In the winter of 2010, police in London faced multiple violent protests.

While some of the protesters were peacefully opposing the British government's decision to raise college tuitions fees, others were motivated by a desire for disorder.

On November 10th 2010, tensions escalated when protesters attacked the headquarters of Britain's Conservative Party, destroying its lobby and using the building's roof to throw objects down at the police. In the aftermath of that incident, and with future protests already planned, the police adapted their operational plans.

They determined more officers would be needed next time around and that more aggressive tactics would be necessary. And that approach paid dividends in early December, when rioters armed with metal bars fought police near Parliament. While Prince Charles' motorcade was attacked, the protests were largely contained and controlled.

London's experience offers important lessons for U.S. police forces as they face the growing challenge of violent Antifa protesters. Here are the three key takeaways.

1) Plan in advance

As in Charlottesville and in Berkeley, local police forces will struggle if they are inadequately prepared for disorder. While dealing with large protest crowds is always difficult, intelligence-led operations to identify key organizers, plans and threats is crucial. And when the protest actually begins, it's important to have undercover police officers moving with the crowd so as to identify key troublemakers. It's also necessary to have enough police officers on the protest line so that the crowd can be controlled as needed.

Of course, such operational capabilities don't come cheap. They require overtime payments, close collaboration between federal, state and local law enforcement agencies, and the redirection of police resources away from other duties.

Nevertheless, government has a sacred duty to ensure that citizens can peacefully assemble and express their viewpoints. Claiming that intensive policing of protests is "too expensive" is a poor excuse.

2) Seize and retain the initiative

Again, as in Charlottesville and Berkeley, too often the police stand by as protesters wreak havoc. This acquiescence poses an unacceptable risk of damage to persons and property, and fuels the mob mentality of the crowd. If violent individuals believe they can be aggressive without repudiation, they will keep doing so and others will be inspired to join them (hence the term mob mentality).

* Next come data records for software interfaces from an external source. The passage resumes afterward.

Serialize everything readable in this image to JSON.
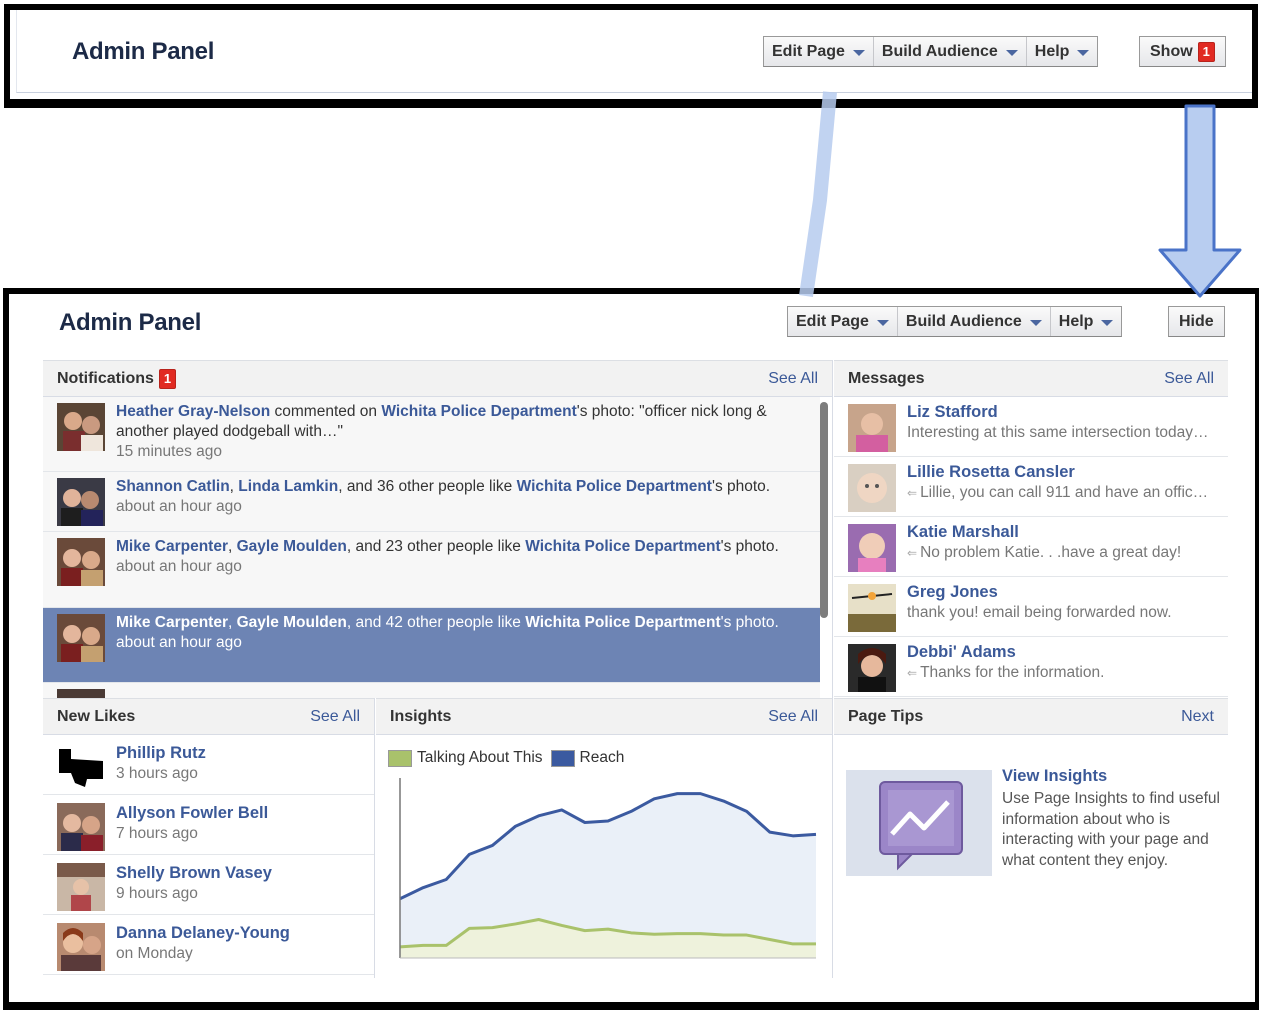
{
  "top_panel": {
    "title": "Admin Panel",
    "menu": {
      "edit_page": "Edit Page",
      "build_audience": "Build Audience",
      "help": "Help"
    },
    "show_label": "Show",
    "show_badge": "1"
  },
  "bottom_panel": {
    "title": "Admin Panel",
    "menu": {
      "edit_page": "Edit Page",
      "build_audience": "Build Audience",
      "help": "Help"
    },
    "hide_label": "Hide",
    "notifications": {
      "heading": "Notifications",
      "badge": "1",
      "see_all": "See All",
      "items": [
        {
          "actor": "Heather Gray-Nelson",
          "middle": " commented on ",
          "page": "Wichita Police Department",
          "rest": "'s photo: \"officer nick long & another played dodgeball with…\"",
          "time": "15 minutes ago"
        },
        {
          "actor": "Shannon Catlin",
          "sep": ", ",
          "actor2": "Linda Lamkin",
          "middle": ", and 36 other people like ",
          "page": "Wichita Police Department",
          "rest": "'s photo.",
          "time": "about an hour ago"
        },
        {
          "actor": "Mike Carpenter",
          "sep": ", ",
          "actor2": "Gayle Moulden",
          "middle": ", and 23 other people like ",
          "page": "Wichita Police Department",
          "rest": "'s photo.",
          "time": "about an hour ago"
        },
        {
          "actor": "Mike Carpenter",
          "sep": ", ",
          "actor2": "Gayle Moulden",
          "middle": ", and 42 other people like ",
          "page": "Wichita Police Department",
          "rest": "'s photo.",
          "time": "about an hour ago"
        }
      ]
    },
    "messages": {
      "heading": "Messages",
      "see_all": "See All",
      "items": [
        {
          "name": "Liz Stafford",
          "snippet": "Interesting at this same intersection today…",
          "replied": false
        },
        {
          "name": "Lillie Rosetta Cansler",
          "snippet": "Lillie, you can call 911 and have an offic…",
          "replied": true
        },
        {
          "name": "Katie Marshall",
          "snippet": "No problem Katie. . .have a great day!",
          "replied": true
        },
        {
          "name": "Greg Jones",
          "snippet": "thank you! email being forwarded now.",
          "replied": false
        },
        {
          "name": "Debbi' Adams",
          "snippet": "Thanks for the information.",
          "replied": true
        }
      ]
    },
    "new_likes": {
      "heading": "New Likes",
      "see_all": "See All",
      "items": [
        {
          "name": "Phillip Rutz",
          "time": "3 hours ago"
        },
        {
          "name": "Allyson Fowler Bell",
          "time": "7 hours ago"
        },
        {
          "name": "Shelly Brown Vasey",
          "time": "9 hours ago"
        },
        {
          "name": "Danna Delaney-Young",
          "time": "on Monday"
        }
      ]
    },
    "insights": {
      "heading": "Insights",
      "see_all": "See All"
    },
    "page_tips": {
      "heading": "Page Tips",
      "next": "Next",
      "tip_title": "View Insights",
      "tip_body": "Use Page Insights to find useful information about who is interacting with your page and what content they enjoy."
    }
  },
  "colors": {
    "link_blue": "#3b5998",
    "selected_row": "#6d84b4",
    "badge_red": "#e12a22",
    "talking_about_this": "#a9c26b",
    "reach": "#3b5aa0",
    "annotation_blue": "#b6cbee"
  },
  "chart_data": {
    "type": "area",
    "series": [
      {
        "name": "Talking About This",
        "values": [
          15,
          17,
          17,
          40,
          41,
          46,
          52,
          44,
          37,
          39,
          34,
          32,
          33,
          33,
          31,
          31,
          25,
          19,
          19
        ]
      },
      {
        "name": "Reach",
        "values": [
          80,
          95,
          106,
          140,
          152,
          178,
          192,
          200,
          183,
          185,
          198,
          215,
          222,
          222,
          212,
          198,
          170,
          165,
          167
        ]
      }
    ],
    "grid": false
  }
}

Of course, a balance has to be struck between dealing with violent protesters and avoiding action that might inflame others to violence. Police "snatch squads" are one solution. These units involve specifically trained officers who can infiltrate a crowd and rapidly remove ringleaders.

In the worse case, however; if a large crowd is resorting to violence en masse, more robust action is needed. One option is "kettling" or the use of riot police charges to push protesters into an area where they can be more easily controlled. Such action represents an obvious escalation of police tactics, but sometimes it's the only way to deal with a situation that is spiraling out of control. One technique here, the utility of which was proved during the 2010 London riots, is the use of riot horses to break the mob's resolution and corral its participants.

Some would say that this is police brutality, but the police cannot yield order to thugs in black masks.

3) Detain and charge ringleaders

In the aftermath of any riot, it's crucial to identify, detain, and charge any individuals who have engaged in criminal violence. Because many of those who engage in low-level violent disorder are otherwise law abiding, the impact of a conviction can deter future violence and discourage others from making the same mistake. Staging evidence collection teams, such as the police officer below, at riots is thus crucial.

A further strength of post-protest policing is its assistance in identifying the most committed of violent protesters. If the police know who is a regular troublemaker, they can take preemptive action to prevent that individual from traveling to future protests. If nothing else, they can know whom to monitor closely on the day of.

Ultimately, as we struggle with groups like Antifa, we must be willing to learn from our mistakes and refine our tactics. If we don't, the scenes that have plagued over TV screens over the past few weeks will become the norm.